In which Your Humble Blogger describes what she sees in the women's bathroom at the train station in terms of a favorite story from childhood:
"Where the Unicorns Have Gone"
The women blustering toward
The tissue-clogged sinks are busy
With petite wrinkles that frustrate
Their concealer. They see blouses
That betray their bra straps; they see
Hairs sticking up, like flags of war.
They make practical adjustments.
But the quick women don't see that
The unicorns, holy creatures,
Are here in the public restroom,
Flickering outside the pale lights
And kicking at the mop water.
Undo these pearl lassos, they plead.
But the clock soon will call the bells
Of capture, so the women leave
With a glance. The women don't see
The unicorns. The women see
Everything in the flat mirror
Except their own eyes.
* * *
You know, based on the introduction I wrote for this post, I can understand how a reader would expect a totally different kind of poem from the one that's featured here. ;p
Prior to today, I hadn't looked at this one in a really long time. I like the basic idea of it, but I think I really need to work on clarifying what's going on. The inspiration behind it was the sight of women crowding in front of the bathroom mirror at the train station on their way to work or to job interviews, wherever their professional-looking attire suggested that they were headed. Of course, my opinions and predispositions crept deep into this one; I tend to readily assume that everyone who's out in a business suit is secretly unhappy. I imagine that they're like the unicorn in The Last Unicorn, trapped in a disguise that causes their heads to become filled with all sorts of trifling thought and leads them to forget who they are. I know that's not the case. But man, some of these women I see look so unhappy.

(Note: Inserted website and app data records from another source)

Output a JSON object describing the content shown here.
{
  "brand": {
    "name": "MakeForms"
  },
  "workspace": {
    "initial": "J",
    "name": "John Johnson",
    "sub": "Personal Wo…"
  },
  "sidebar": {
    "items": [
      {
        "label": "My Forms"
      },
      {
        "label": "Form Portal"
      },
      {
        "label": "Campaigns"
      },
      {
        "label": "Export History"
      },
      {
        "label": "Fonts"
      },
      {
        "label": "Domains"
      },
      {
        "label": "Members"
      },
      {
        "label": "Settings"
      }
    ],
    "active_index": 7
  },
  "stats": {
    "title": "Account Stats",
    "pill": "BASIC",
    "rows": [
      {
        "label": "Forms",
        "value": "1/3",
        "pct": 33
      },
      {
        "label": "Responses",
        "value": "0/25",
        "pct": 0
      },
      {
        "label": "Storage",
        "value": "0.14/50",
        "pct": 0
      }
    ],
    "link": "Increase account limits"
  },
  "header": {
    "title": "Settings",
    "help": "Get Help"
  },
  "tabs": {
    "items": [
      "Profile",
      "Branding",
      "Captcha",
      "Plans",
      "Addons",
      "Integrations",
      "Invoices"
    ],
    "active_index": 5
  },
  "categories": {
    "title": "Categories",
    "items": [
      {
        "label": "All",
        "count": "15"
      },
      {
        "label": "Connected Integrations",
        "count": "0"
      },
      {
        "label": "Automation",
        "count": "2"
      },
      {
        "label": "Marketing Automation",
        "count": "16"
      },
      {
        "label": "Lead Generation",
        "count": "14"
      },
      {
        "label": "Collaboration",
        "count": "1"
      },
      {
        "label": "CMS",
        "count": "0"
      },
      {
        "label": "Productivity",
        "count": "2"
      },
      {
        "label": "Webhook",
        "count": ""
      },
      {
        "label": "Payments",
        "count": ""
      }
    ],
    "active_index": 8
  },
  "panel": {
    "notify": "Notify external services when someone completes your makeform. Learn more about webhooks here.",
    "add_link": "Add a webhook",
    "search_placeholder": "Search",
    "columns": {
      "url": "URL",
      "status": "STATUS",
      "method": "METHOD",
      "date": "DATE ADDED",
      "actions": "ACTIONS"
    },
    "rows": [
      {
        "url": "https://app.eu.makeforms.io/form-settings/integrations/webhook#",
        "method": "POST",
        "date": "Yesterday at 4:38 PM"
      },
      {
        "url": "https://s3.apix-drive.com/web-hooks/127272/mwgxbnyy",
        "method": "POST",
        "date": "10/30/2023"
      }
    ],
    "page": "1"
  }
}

So if I revise this poem, I would at least make it clearer in the beginning that the women are on their way to work and clearer in the middle that the unicorns are trapped inside of them. I think there must be other changes that I can make, too, but I can't exactly figure out what they are yet.
Looking at my notebook, I see evidence that this poem gave me a tough time even when I was first writing it. I don't know if you can see it in the picture below -- the notebook is just pages and pages of eraser smudges at this point, so it's all a mess -- but whatever the first three lines of the poem originally were, they got erased and are gone forever. How romantic-sounding, no?